------ DATA SHOWN ------

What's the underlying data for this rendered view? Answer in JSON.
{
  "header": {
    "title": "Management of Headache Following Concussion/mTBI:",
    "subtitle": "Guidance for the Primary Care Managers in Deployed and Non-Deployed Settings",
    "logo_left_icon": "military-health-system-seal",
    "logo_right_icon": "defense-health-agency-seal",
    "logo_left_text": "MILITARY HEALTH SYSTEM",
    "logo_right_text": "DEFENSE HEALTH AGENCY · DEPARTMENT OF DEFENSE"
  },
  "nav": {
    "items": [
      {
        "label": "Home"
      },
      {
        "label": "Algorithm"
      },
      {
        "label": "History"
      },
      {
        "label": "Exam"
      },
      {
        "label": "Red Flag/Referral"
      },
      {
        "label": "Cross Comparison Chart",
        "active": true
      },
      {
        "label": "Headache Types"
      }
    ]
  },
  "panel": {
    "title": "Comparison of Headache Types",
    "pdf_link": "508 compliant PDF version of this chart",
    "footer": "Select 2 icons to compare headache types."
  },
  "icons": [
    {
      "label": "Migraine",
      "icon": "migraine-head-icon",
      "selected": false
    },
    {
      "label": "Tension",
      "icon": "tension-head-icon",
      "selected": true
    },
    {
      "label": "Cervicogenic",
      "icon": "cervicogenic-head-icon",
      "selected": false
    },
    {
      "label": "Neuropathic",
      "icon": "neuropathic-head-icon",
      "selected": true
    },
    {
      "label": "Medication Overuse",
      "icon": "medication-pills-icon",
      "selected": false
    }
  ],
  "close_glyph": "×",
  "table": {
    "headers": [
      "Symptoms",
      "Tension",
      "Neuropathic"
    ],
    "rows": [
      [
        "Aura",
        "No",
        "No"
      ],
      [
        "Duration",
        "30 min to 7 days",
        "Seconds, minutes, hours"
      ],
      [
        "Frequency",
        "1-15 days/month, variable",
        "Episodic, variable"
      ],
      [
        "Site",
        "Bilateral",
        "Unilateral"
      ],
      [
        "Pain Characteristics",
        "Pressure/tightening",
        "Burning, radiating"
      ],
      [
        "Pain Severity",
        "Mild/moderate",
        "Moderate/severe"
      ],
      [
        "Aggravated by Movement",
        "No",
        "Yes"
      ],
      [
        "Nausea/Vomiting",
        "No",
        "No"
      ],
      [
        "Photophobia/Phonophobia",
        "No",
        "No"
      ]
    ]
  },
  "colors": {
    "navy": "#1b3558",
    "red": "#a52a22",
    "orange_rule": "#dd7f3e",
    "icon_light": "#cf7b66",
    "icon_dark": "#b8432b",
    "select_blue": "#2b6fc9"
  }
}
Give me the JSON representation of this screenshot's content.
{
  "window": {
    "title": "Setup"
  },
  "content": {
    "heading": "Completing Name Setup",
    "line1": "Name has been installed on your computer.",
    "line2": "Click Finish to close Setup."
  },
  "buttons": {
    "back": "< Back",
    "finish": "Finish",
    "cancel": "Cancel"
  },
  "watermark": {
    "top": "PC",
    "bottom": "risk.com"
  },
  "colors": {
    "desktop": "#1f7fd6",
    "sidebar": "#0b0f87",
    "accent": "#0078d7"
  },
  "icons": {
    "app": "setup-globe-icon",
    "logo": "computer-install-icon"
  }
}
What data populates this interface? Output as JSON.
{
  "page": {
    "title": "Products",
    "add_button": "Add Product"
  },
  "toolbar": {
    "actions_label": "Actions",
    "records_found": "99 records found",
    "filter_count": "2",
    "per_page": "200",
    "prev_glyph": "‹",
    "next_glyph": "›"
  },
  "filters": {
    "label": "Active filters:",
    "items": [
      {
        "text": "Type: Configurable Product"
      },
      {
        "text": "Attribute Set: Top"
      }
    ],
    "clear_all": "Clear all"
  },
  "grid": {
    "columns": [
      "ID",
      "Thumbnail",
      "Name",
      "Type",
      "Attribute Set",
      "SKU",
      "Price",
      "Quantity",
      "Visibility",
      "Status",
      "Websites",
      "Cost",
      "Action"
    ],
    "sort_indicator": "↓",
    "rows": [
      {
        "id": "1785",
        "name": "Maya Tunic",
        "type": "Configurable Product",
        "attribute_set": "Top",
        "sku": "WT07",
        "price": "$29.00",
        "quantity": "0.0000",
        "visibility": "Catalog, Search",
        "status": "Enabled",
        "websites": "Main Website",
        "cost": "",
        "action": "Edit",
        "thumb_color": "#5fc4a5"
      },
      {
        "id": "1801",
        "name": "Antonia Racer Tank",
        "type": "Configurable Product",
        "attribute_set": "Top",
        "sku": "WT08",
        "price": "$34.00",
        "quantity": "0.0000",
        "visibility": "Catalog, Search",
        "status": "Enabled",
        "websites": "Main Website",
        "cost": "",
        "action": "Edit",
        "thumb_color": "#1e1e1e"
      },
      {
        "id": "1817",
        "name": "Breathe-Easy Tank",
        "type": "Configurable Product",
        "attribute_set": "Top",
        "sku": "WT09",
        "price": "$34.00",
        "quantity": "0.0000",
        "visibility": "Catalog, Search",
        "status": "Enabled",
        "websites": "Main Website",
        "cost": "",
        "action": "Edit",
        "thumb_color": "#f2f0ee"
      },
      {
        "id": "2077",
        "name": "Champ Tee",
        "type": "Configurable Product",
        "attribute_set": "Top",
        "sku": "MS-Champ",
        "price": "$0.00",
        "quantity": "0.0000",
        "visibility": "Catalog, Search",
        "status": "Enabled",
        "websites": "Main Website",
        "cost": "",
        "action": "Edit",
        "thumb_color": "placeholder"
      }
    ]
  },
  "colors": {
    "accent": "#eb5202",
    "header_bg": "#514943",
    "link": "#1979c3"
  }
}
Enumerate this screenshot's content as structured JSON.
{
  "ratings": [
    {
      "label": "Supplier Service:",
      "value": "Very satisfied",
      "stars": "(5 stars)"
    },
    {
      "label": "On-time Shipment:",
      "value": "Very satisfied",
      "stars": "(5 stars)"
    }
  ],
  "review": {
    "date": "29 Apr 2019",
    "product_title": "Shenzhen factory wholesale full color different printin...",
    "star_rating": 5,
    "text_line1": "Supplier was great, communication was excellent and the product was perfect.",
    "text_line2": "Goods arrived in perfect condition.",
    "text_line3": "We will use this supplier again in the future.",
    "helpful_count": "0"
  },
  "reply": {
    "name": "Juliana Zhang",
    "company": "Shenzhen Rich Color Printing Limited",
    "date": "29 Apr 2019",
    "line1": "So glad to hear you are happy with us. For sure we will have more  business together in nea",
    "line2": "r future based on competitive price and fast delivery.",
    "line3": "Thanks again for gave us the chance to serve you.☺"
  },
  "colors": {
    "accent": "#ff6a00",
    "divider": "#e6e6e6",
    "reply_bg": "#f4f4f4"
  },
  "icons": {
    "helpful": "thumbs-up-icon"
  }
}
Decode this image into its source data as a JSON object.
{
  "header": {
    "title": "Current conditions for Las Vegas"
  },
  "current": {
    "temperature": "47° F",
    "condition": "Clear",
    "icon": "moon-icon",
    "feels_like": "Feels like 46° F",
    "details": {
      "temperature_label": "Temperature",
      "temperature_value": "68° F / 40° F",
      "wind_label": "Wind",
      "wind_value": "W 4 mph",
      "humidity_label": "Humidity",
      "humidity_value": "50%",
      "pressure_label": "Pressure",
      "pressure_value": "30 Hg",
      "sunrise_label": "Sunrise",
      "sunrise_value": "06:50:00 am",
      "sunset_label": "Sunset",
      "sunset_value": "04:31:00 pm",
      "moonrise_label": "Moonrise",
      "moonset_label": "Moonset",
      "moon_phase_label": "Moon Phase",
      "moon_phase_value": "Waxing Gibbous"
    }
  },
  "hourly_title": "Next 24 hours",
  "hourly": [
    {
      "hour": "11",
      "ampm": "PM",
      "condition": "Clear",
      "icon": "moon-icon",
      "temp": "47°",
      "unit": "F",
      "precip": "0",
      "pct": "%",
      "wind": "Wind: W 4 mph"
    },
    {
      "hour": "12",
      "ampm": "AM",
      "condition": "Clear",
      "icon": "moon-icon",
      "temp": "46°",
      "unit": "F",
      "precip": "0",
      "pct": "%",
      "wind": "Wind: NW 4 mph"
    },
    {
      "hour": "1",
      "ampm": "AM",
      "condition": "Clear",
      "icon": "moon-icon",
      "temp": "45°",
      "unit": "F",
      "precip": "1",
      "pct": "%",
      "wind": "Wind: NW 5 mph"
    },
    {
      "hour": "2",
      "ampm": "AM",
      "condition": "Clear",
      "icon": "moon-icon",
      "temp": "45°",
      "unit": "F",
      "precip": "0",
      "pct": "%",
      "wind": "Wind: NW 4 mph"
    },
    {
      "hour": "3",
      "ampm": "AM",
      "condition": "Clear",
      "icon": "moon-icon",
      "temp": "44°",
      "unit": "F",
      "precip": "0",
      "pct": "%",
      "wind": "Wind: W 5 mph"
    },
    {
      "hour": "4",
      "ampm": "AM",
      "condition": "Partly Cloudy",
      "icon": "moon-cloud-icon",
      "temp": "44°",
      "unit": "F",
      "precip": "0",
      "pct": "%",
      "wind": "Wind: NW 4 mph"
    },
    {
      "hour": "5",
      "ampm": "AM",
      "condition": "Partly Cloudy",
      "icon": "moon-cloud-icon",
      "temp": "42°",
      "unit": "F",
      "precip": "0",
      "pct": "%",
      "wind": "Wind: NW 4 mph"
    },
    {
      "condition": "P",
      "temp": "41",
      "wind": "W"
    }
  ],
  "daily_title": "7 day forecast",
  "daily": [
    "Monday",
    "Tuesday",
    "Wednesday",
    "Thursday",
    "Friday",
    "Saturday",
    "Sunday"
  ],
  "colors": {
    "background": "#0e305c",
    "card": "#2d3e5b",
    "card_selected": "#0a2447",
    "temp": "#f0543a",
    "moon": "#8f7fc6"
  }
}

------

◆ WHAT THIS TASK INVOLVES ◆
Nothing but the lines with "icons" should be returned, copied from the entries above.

◆ FINAL ANSWER ◆
    "footer": "Select 2 icons to compare headache types."
  "icons": [
  "icons": {
  "icons": {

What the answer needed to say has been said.